> **What is required**
The whole of the data is to be reproduced exactly.

The data: Begin

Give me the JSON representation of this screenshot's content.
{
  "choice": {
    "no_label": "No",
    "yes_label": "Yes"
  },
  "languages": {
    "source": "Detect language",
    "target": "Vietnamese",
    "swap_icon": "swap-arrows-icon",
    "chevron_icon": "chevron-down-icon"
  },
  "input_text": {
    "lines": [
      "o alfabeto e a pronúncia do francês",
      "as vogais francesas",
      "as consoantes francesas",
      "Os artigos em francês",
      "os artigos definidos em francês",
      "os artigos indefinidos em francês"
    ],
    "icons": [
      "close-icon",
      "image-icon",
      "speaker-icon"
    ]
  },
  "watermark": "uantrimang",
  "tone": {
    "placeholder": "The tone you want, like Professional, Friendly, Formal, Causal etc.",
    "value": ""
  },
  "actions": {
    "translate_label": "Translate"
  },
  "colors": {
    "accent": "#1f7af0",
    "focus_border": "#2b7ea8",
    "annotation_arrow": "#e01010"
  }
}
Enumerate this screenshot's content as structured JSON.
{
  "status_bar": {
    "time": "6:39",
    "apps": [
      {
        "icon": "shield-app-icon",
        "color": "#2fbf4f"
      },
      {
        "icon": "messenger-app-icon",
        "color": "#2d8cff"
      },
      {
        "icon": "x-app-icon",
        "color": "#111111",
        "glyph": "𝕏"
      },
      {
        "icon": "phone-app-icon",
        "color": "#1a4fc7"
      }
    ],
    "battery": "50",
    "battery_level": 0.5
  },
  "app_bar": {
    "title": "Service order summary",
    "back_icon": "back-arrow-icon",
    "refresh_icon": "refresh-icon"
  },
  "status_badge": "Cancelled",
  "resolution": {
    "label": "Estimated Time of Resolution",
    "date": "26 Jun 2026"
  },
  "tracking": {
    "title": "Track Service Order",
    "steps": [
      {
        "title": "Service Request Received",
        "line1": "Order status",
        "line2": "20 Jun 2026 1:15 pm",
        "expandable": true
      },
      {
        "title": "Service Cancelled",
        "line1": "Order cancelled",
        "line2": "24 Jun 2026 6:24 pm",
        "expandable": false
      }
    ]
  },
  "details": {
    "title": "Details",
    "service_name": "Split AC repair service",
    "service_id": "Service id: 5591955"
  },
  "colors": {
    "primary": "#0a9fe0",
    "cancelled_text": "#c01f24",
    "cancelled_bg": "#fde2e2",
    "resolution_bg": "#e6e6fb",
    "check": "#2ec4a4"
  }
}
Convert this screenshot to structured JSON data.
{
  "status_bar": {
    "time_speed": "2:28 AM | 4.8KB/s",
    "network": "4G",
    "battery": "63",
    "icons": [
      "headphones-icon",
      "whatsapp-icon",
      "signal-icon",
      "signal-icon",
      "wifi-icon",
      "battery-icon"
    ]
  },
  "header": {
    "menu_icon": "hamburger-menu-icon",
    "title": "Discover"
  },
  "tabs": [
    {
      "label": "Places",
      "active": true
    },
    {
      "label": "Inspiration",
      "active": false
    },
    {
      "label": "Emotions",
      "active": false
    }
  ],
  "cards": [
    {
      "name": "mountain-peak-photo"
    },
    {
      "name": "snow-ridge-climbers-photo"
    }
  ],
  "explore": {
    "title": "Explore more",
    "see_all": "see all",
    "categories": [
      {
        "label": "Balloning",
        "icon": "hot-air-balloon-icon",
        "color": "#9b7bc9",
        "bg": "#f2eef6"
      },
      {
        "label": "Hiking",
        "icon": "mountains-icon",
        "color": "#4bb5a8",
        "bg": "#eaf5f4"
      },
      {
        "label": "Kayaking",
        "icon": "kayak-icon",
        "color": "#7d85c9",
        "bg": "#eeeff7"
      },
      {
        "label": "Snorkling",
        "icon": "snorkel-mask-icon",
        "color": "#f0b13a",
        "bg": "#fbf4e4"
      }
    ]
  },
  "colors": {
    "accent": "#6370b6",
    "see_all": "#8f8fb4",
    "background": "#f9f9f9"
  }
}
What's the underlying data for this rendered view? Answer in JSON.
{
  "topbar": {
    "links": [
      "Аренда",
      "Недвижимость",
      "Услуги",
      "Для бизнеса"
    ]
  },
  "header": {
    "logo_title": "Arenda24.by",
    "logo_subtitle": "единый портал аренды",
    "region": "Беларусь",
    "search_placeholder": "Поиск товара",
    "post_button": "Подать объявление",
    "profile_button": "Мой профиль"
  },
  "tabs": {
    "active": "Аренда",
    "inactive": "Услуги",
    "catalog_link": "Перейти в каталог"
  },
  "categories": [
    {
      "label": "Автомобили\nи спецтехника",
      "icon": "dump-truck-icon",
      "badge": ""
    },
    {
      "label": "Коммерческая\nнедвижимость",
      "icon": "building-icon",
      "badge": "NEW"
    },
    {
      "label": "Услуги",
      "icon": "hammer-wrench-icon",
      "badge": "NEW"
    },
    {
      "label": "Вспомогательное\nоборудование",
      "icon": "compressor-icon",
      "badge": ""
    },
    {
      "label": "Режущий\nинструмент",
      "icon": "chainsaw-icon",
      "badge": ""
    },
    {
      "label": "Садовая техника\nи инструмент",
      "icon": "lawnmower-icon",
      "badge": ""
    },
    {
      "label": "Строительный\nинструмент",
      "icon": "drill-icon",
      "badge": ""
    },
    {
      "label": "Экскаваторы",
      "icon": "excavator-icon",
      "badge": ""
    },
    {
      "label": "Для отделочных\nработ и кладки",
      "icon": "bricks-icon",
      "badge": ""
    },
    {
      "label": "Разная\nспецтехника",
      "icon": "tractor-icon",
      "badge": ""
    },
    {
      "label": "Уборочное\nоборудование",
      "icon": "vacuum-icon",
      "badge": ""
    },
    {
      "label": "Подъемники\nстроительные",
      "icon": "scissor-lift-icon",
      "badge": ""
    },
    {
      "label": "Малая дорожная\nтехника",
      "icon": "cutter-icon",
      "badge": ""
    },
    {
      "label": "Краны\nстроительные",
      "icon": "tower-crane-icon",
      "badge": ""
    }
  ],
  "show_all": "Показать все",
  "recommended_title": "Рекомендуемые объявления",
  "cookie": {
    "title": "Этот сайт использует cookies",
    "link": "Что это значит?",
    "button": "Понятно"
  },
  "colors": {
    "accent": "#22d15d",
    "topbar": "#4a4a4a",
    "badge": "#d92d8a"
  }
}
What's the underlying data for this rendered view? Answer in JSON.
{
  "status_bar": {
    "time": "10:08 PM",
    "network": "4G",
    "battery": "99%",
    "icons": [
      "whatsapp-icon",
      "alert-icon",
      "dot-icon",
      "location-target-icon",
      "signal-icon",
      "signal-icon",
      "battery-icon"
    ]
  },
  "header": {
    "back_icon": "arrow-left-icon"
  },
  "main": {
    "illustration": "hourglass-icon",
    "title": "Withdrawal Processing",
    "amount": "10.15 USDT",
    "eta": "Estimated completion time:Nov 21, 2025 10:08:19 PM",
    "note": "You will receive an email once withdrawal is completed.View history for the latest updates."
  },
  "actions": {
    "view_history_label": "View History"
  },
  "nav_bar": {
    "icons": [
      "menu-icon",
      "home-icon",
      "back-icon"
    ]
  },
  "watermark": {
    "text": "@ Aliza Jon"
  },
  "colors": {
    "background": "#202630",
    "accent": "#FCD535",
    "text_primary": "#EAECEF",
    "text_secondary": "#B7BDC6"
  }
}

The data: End

> **Output of the exercise**
Give me the JSON representation of this screenshot's content.
{
  "choice": {
    "no_label": "No",
    "yes_label": "Yes"
  },
  "languages": {
    "source": "Detect language",
    "target": "Vietnamese",
    "swap_icon": "swap-arrows-icon",
    "chevron_icon": "chevron-down-icon"
  },
  "input_text": {
    "lines": [
      "o alfabeto e a pronúncia do francês",
      "as vogais francesas",
      "as consoantes francesas",
      "Os artigos em francês",
      "os artigos definidos em francês",
      "os artigos indefinidos em francês"
    ],
    "icons": [
      "close-icon",
      "image-icon",
      "speaker-icon"
    ]
  },
  "watermark": "uantrimang",
  "tone": {
    "placeholder": "The tone you want, like Professional, Friendly, Formal, Causal etc.",
    "value": ""
  },
  "actions": {
    "translate_label": "Translate"
  },
  "colors": {
    "accent": "#1f7af0",
    "focus_border": "#2b7ea8",
    "annotation_arrow": "#e01010"
  }
}
Enumerate this screenshot's content as structured JSON.
{
  "status_bar": {
    "time": "6:39",
    "apps": [
      {
        "icon": "shield-app-icon",
        "color": "#2fbf4f"
      },
      {
        "icon": "messenger-app-icon",
        "color": "#2d8cff"
      },
      {
        "icon": "x-app-icon",
        "color": "#111111",
        "glyph": "𝕏"
      },
      {
        "icon": "phone-app-icon",
        "color": "#1a4fc7"
      }
    ],
    "battery": "50",
    "battery_level": 0.5
  },
  "app_bar": {
    "title": "Service order summary",
    "back_icon": "back-arrow-icon",
    "refresh_icon": "refresh-icon"
  },
  "status_badge": "Cancelled",
  "resolution": {
    "label": "Estimated Time of Resolution",
    "date": "26 Jun 2026"
  },
  "tracking": {
    "title": "Track Service Order",
    "steps": [
      {
        "title": "Service Request Received",
        "line1": "Order status",
        "line2": "20 Jun 2026 1:15 pm",
        "expandable": true
      },
      {
        "title": "Service Cancelled",
        "line1": "Order cancelled",
        "line2": "24 Jun 2026 6:24 pm",
        "expandable": false
      }
    ]
  },
  "details": {
    "title": "Details",
    "service_name": "Split AC repair service",
    "service_id": "Service id: 5591955"
  },
  "colors": {
    "primary": "#0a9fe0",
    "cancelled_text": "#c01f24",
    "cancelled_bg": "#fde2e2",
    "resolution_bg": "#e6e6fb",
    "check": "#2ec4a4"
  }
}
Convert this screenshot to structured JSON data.
{
  "status_bar": {
    "time_speed": "2:28 AM | 4.8KB/s",
    "network": "4G",
    "battery": "63",
    "icons": [
      "headphones-icon",
      "whatsapp-icon",
      "signal-icon",
      "signal-icon",
      "wifi-icon",
      "battery-icon"
    ]
  },
  "header": {
    "menu_icon": "hamburger-menu-icon",
    "title": "Discover"
  },
  "tabs": [
    {
      "label": "Places",
      "active": true
    },
    {
      "label": "Inspiration",
      "active": false
    },
    {
      "label": "Emotions",
      "active": false
    }
  ],
  "cards": [
    {
      "name": "mountain-peak-photo"
    },
    {
      "name": "snow-ridge-climbers-photo"
    }
  ],
  "explore": {
    "title": "Explore more",
    "see_all": "see all",
    "categories": [
      {
        "label": "Balloning",
        "icon": "hot-air-balloon-icon",
        "color": "#9b7bc9",
        "bg": "#f2eef6"
      },
      {
        "label": "Hiking",
        "icon": "mountains-icon",
        "color": "#4bb5a8",
        "bg": "#eaf5f4"
      },
      {
        "label": "Kayaking",
        "icon": "kayak-icon",
        "color": "#7d85c9",
        "bg": "#eeeff7"
      },
      {
        "label": "Snorkling",
        "icon": "snorkel-mask-icon",
        "color": "#f0b13a",
        "bg": "#fbf4e4"
      }
    ]
  },
  "colors": {
    "accent": "#6370b6",
    "see_all": "#8f8fb4",
    "background": "#f9f9f9"
  }
}
What's the underlying data for this rendered view? Answer in JSON.
{
  "topbar": {
    "links": [
      "Аренда",
      "Недвижимость",
      "Услуги",
      "Для бизнеса"
    ]
  },
  "header": {
    "logo_title": "Arenda24.by",
    "logo_subtitle": "единый портал аренды",
    "region": "Беларусь",
    "search_placeholder": "Поиск товара",
    "post_button": "Подать объявление",
    "profile_button": "Мой профиль"
  },
  "tabs": {
    "active": "Аренда",
    "inactive": "Услуги",
    "catalog_link": "Перейти в каталог"
  },
  "categories": [
    {
      "label": "Автомобили\nи спецтехника",
      "icon": "dump-truck-icon",
      "badge": ""
    },
    {
      "label": "Коммерческая\nнедвижимость",
      "icon": "building-icon",
      "badge": "NEW"
    },
    {
      "label": "Услуги",
      "icon": "hammer-wrench-icon",
      "badge": "NEW"
    },
    {
      "label": "Вспомогательное\nоборудование",
      "icon": "compressor-icon",
      "badge": ""
    },
    {
      "label": "Режущий\nинструмент",
      "icon": "chainsaw-icon",
      "badge": ""
    },
    {
      "label": "Садовая техника\nи инструмент",
      "icon": "lawnmower-icon",
      "badge": ""
    },
    {
      "label": "Строительный\nинструмент",
      "icon": "drill-icon",
      "badge": ""
    },
    {
      "label": "Экскаваторы",
      "icon": "excavator-icon",
      "badge": ""
    },
    {
      "label": "Для отделочных\nработ и кладки",
      "icon": "bricks-icon",
      "badge": ""
    },
    {
      "label": "Разная\nспецтехника",
      "icon": "tractor-icon",
      "badge": ""
    },
    {
      "label": "Уборочное\nоборудование",
      "icon": "vacuum-icon",
      "badge": ""
    },
    {
      "label": "Подъемники\nстроительные",
      "icon": "scissor-lift-icon",
      "badge": ""
    },
    {
      "label": "Малая дорожная\nтехника",
      "icon": "cutter-icon",
      "badge": ""
    },
    {
      "label": "Краны\nстроительные",
      "icon": "tower-crane-icon",
      "badge": ""
    }
  ],
  "show_all": "Показать все",
  "recommended_title": "Рекомендуемые объявления",
  "cookie": {
    "title": "Этот сайт использует cookies",
    "link": "Что это значит?",
    "button": "Понятно"
  },
  "colors": {
    "accent": "#22d15d",
    "topbar": "#4a4a4a",
    "badge": "#d92d8a"
  }
}
What's the underlying data for this rendered view? Answer in JSON.
{
  "status_bar": {
    "time": "10:08 PM",
    "network": "4G",
    "battery": "99%",
    "icons": [
      "whatsapp-icon",
      "alert-icon",
      "dot-icon",
      "location-target-icon",
      "signal-icon",
      "signal-icon",
      "battery-icon"
    ]
  },
  "header": {
    "back_icon": "arrow-left-icon"
  },
  "main": {
    "illustration": "hourglass-icon",
    "title": "Withdrawal Processing",
    "amount": "10.15 USDT",
    "eta": "Estimated completion time:Nov 21, 2025 10:08:19 PM",
    "note": "You will receive an email once withdrawal is completed.View history for the latest updates."
  },
  "actions": {
    "view_history_label": "View History"
  },
  "nav_bar": {
    "icons": [
      "menu-icon",
      "home-icon",
      "back-icon"
    ]
  },
  "watermark": {
    "text": "@ Aliza Jon"
  },
  "colors": {
    "background": "#202630",
    "accent": "#FCD535",
    "text_primary": "#EAECEF",
    "text_secondary": "#B7BDC6"
  }
}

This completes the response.